■ ASSIGNMENT ■
In your answer, print every record exactly as it is written.

Items listed in a dataset
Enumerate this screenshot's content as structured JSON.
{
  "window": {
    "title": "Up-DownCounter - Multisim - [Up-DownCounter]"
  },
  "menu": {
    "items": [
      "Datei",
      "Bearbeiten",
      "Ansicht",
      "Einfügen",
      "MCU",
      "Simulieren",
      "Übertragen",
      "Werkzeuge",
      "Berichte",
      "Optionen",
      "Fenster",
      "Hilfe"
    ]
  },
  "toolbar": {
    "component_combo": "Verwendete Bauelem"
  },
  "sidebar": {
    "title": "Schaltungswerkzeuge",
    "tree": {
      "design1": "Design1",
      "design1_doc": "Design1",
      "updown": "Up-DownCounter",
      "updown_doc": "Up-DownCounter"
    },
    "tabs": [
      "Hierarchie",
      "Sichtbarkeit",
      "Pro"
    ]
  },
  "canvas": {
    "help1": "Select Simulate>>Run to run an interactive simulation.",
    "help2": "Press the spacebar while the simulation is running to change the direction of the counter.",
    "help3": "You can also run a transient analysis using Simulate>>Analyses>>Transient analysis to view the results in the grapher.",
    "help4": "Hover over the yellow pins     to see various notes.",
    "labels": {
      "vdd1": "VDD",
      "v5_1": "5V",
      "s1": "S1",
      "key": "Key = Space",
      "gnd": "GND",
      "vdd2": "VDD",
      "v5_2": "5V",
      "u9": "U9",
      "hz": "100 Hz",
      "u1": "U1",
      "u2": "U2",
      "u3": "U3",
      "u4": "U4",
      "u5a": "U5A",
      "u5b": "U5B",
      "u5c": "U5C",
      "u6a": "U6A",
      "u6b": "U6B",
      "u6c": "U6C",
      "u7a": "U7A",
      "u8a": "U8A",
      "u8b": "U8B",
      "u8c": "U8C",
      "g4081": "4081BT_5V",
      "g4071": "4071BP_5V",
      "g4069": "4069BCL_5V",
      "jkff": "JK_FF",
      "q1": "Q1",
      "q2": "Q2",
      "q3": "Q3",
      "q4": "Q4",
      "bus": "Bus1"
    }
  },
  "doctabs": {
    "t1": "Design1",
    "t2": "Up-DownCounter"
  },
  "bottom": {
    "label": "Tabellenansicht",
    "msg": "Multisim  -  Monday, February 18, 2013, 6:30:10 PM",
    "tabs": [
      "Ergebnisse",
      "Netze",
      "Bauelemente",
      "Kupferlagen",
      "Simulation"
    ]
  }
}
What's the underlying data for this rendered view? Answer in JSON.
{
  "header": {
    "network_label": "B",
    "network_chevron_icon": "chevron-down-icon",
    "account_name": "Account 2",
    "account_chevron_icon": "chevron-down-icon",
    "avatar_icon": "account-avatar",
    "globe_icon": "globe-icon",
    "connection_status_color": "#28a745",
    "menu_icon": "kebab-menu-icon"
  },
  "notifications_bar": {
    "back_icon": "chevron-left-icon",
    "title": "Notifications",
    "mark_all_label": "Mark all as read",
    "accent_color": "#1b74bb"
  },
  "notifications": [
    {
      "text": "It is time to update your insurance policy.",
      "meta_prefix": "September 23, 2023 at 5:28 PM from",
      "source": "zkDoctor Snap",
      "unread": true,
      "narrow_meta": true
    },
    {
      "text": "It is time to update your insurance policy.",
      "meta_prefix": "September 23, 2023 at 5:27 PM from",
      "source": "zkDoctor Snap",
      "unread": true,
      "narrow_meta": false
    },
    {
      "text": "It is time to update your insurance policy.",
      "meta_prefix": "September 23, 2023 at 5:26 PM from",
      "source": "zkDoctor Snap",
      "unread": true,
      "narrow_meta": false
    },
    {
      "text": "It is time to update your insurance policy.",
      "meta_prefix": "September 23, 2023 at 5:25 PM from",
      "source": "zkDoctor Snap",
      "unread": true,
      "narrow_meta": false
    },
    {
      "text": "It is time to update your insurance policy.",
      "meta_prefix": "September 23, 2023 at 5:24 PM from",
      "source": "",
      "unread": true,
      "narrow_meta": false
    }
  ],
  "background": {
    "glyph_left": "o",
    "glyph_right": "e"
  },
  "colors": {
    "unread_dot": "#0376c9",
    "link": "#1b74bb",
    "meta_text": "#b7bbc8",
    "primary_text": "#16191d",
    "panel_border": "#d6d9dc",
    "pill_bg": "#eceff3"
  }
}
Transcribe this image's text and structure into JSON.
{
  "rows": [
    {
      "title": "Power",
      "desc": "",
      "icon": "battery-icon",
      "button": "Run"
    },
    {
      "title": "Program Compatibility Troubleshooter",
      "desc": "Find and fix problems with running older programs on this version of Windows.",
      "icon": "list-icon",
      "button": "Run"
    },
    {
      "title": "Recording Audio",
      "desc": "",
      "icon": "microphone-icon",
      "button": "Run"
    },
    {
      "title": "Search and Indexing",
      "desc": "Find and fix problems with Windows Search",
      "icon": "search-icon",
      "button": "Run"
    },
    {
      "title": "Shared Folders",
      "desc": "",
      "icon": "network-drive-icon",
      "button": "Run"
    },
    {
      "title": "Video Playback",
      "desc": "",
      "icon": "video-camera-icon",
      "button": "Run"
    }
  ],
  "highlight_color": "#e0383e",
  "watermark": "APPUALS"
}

■ RESPONSE AREA ■
Enumerate this screenshot's content as structured JSON.
{
  "window": {
    "title": "Up-DownCounter - Multisim - [Up-DownCounter]"
  },
  "menu": {
    "items": [
      "Datei",
      "Bearbeiten",
      "Ansicht",
      "Einfügen",
      "MCU",
      "Simulieren",
      "Übertragen",
      "Werkzeuge",
      "Berichte",
      "Optionen",
      "Fenster",
      "Hilfe"
    ]
  },
  "toolbar": {
    "component_combo": "Verwendete Bauelem"
  },
  "sidebar": {
    "title": "Schaltungswerkzeuge",
    "tree": {
      "design1": "Design1",
      "design1_doc": "Design1",
      "updown": "Up-DownCounter",
      "updown_doc": "Up-DownCounter"
    },
    "tabs": [
      "Hierarchie",
      "Sichtbarkeit",
      "Pro"
    ]
  },
  "canvas": {
    "help1": "Select Simulate>>Run to run an interactive simulation.",
    "help2": "Press the spacebar while the simulation is running to change the direction of the counter.",
    "help3": "You can also run a transient analysis using Simulate>>Analyses>>Transient analysis to view the results in the grapher.",
    "help4": "Hover over the yellow pins     to see various notes.",
    "labels": {
      "vdd1": "VDD",
      "v5_1": "5V",
      "s1": "S1",
      "key": "Key = Space",
      "gnd": "GND",
      "vdd2": "VDD",
      "v5_2": "5V",
      "u9": "U9",
      "hz": "100 Hz",
      "u1": "U1",
      "u2": "U2",
      "u3": "U3",
      "u4": "U4",
      "u5a": "U5A",
      "u5b": "U5B",
      "u5c": "U5C",
      "u6a": "U6A",
      "u6b": "U6B",
      "u6c": "U6C",
      "u7a": "U7A",
      "u8a": "U8A",
      "u8b": "U8B",
      "u8c": "U8C",
      "g4081": "4081BT_5V",
      "g4071": "4071BP_5V",
      "g4069": "4069BCL_5V",
      "jkff": "JK_FF",
      "q1": "Q1",
      "q2": "Q2",
      "q3": "Q3",
      "q4": "Q4",
      "bus": "Bus1"
    }
  },
  "doctabs": {
    "t1": "Design1",
    "t2": "Up-DownCounter"
  },
  "bottom": {
    "label": "Tabellenansicht",
    "msg": "Multisim  -  Monday, February 18, 2013, 6:30:10 PM",
    "tabs": [
      "Ergebnisse",
      "Netze",
      "Bauelemente",
      "Kupferlagen",
      "Simulation"
    ]
  }
}
What's the underlying data for this rendered view? Answer in JSON.
{
  "header": {
    "network_label": "B",
    "network_chevron_icon": "chevron-down-icon",
    "account_name": "Account 2",
    "account_chevron_icon": "chevron-down-icon",
    "avatar_icon": "account-avatar",
    "globe_icon": "globe-icon",
    "connection_status_color": "#28a745",
    "menu_icon": "kebab-menu-icon"
  },
  "notifications_bar": {
    "back_icon": "chevron-left-icon",
    "title": "Notifications",
    "mark_all_label": "Mark all as read",
    "accent_color": "#1b74bb"
  },
  "notifications": [
    {
      "text": "It is time to update your insurance policy.",
      "meta_prefix": "September 23, 2023 at 5:28 PM from",
      "source": "zkDoctor Snap",
      "unread": true,
      "narrow_meta": true
    },
    {
      "text": "It is time to update your insurance policy.",
      "meta_prefix": "September 23, 2023 at 5:27 PM from",
      "source": "zkDoctor Snap",
      "unread": true,
      "narrow_meta": false
    },
    {
      "text": "It is time to update your insurance policy.",
      "meta_prefix": "September 23, 2023 at 5:26 PM from",
      "source": "zkDoctor Snap",
      "unread": true,
      "narrow_meta": false
    },
    {
      "text": "It is time to update your insurance policy.",
      "meta_prefix": "September 23, 2023 at 5:25 PM from",
      "source": "zkDoctor Snap",
      "unread": true,
      "narrow_meta": false
    },
    {
      "text": "It is time to update your insurance policy.",
      "meta_prefix": "September 23, 2023 at 5:24 PM from",
      "source": "",
      "unread": true,
      "narrow_meta": false
    }
  ],
  "background": {
    "glyph_left": "o",
    "glyph_right": "e"
  },
  "colors": {
    "unread_dot": "#0376c9",
    "link": "#1b74bb",
    "meta_text": "#b7bbc8",
    "primary_text": "#16191d",
    "panel_border": "#d6d9dc",
    "pill_bg": "#eceff3"
  }
}
Transcribe this image's text and structure into JSON.
{
  "rows": [
    {
      "title": "Power",
      "desc": "",
      "icon": "battery-icon",
      "button": "Run"
    },
    {
      "title": "Program Compatibility Troubleshooter",
      "desc": "Find and fix problems with running older programs on this version of Windows.",
      "icon": "list-icon",
      "button": "Run"
    },
    {
      "title": "Recording Audio",
      "desc": "",
      "icon": "microphone-icon",
      "button": "Run"
    },
    {
      "title": "Search and Indexing",
      "desc": "Find and fix problems with Windows Search",
      "icon": "search-icon",
      "button": "Run"
    },
    {
      "title": "Shared Folders",
      "desc": "",
      "icon": "network-drive-icon",
      "button": "Run"
    },
    {
      "title": "Video Playback",
      "desc": "",
      "icon": "video-camera-icon",
      "button": "Run"
    }
  ],
  "highlight_color": "#e0383e",
  "watermark": "APPUALS"
}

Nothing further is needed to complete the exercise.